MADRID — Spain’s El Mundo newspaper on Thursday called on Queen Letizia to explain herself after leaked text messages emerged showing her supporting a prominent business executive caught up in a scandal involving alleged corporate credit card abuse.
The open letter published in the newspaper came a day after the digital publication eldiario.es reported messages in October 2014 between Letizia and Javier Lopez Madrid, a longtime friend of King Felipe VI and former Bankia bank board member.
Letizia used an expletive to describe to Lopez Madrid the section of El Mundo that printed a story about him and the credit card scandal, adding “we know each other, like each other, respect each other.”
Lopez Madrid, one of dozens of former bank executives and board members being investigated for the credit card purchases, thanked Letizia and wrote: “I’ll make every effort to be careful in the future, we live in a very difficult country and I will be even more conscious about my conduct.”
Felipe then joined in the text conversation and said he wanted to have lunch with Lopez Madrid soon.
Spain’s royal palace does not dispute the validity of the text messages, said an official who spoke on condition of anonymity because of palace rules.
Felipe has broken all ties with Lopez Madrid, the official said, declining further comment.
Lopez Madrid is also under investigation for alleged illegal financing of the Madrid branch Spain’s conservative Popular Party. The party ruled the country from 2011-2015 and now leads a caretaker government following an inconclusive December election.
El Mundo’s open letter was written by Inaki Gil, editor of the society, fashion and gossip section that published the story criticized by Letizia, who was a television journalist before marrying Felipe.

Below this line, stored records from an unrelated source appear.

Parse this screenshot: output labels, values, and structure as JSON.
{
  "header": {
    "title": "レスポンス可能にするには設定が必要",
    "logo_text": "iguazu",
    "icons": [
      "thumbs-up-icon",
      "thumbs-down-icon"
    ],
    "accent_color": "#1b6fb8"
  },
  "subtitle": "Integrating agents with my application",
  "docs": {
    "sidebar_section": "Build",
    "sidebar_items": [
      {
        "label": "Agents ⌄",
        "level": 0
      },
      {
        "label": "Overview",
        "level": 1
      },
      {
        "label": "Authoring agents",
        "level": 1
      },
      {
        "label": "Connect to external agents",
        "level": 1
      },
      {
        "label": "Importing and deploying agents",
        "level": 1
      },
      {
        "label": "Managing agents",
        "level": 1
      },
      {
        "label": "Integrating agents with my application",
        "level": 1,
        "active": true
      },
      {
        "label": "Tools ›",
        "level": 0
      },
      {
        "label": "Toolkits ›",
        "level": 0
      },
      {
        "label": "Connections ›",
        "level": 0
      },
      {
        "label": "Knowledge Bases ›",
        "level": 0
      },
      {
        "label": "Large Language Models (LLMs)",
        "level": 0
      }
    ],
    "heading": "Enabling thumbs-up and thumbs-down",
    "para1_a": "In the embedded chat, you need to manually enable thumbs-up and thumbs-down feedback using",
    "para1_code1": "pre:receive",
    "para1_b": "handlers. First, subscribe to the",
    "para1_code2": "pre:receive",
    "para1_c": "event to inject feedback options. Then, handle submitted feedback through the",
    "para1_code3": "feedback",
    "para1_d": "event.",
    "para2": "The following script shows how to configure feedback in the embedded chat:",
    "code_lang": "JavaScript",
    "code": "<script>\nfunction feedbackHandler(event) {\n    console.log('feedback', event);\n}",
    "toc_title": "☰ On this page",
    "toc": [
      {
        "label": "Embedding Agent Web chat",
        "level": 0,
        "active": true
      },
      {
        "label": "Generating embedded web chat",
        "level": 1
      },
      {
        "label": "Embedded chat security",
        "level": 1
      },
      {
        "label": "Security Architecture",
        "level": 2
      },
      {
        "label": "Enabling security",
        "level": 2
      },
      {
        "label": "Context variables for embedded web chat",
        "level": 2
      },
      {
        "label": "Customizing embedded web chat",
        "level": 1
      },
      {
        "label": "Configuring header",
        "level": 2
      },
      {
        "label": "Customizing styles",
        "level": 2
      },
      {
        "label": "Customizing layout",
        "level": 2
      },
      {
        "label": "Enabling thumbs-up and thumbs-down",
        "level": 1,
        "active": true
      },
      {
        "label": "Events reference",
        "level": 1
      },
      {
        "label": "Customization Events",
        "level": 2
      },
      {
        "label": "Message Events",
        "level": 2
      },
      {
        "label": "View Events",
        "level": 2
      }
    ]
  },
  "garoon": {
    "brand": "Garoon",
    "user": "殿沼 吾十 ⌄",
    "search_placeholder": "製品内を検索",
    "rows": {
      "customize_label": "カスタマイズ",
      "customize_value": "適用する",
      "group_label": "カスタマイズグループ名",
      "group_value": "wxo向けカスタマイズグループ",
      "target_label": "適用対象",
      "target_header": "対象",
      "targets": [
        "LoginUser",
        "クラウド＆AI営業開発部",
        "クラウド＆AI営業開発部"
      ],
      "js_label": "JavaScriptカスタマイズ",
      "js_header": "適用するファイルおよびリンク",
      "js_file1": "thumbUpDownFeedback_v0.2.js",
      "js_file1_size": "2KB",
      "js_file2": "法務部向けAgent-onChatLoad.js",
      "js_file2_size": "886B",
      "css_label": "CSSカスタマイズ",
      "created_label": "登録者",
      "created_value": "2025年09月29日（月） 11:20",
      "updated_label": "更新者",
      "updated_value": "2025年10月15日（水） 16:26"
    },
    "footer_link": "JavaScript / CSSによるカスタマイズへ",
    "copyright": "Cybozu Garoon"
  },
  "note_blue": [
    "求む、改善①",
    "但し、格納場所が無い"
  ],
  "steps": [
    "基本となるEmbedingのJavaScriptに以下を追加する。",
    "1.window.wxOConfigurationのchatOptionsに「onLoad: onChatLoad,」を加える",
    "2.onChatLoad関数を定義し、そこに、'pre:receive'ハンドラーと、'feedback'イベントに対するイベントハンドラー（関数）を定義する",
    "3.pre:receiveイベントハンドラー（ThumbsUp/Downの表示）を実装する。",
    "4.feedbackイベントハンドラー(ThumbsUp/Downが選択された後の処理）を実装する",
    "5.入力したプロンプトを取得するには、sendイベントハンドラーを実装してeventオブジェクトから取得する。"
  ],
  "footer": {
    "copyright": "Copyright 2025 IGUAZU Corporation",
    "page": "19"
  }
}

Separately, acting Justice Minister Rafael Catala said an investigation would be opened to determine how the text messages leaked. He said he was concerned the messages “could be associated with a judicial proceeding.”
The leaked messages emerged as Felipe has worked hard to restore the credibility of Spain’s monarchy following the abdication of his father Juan Carlos in 2014.
Juan Carlos was roundly criticized for going on an expensive elephant hunting trip at the height of Spain’s economic crisis and his popularity also suffered because of a public funds embezzlement investigation targeting Inaki Urdangarin, the husband of Princess Cristina, Juan Carlos’ daughter.
They are both defendants in an ongoing fraud trial. Cristina could get a maximum sentence of eight years in jail if found guilty of tax fraud and Urdangarin faces a possible penalty of nearly 20 years for more serious charges.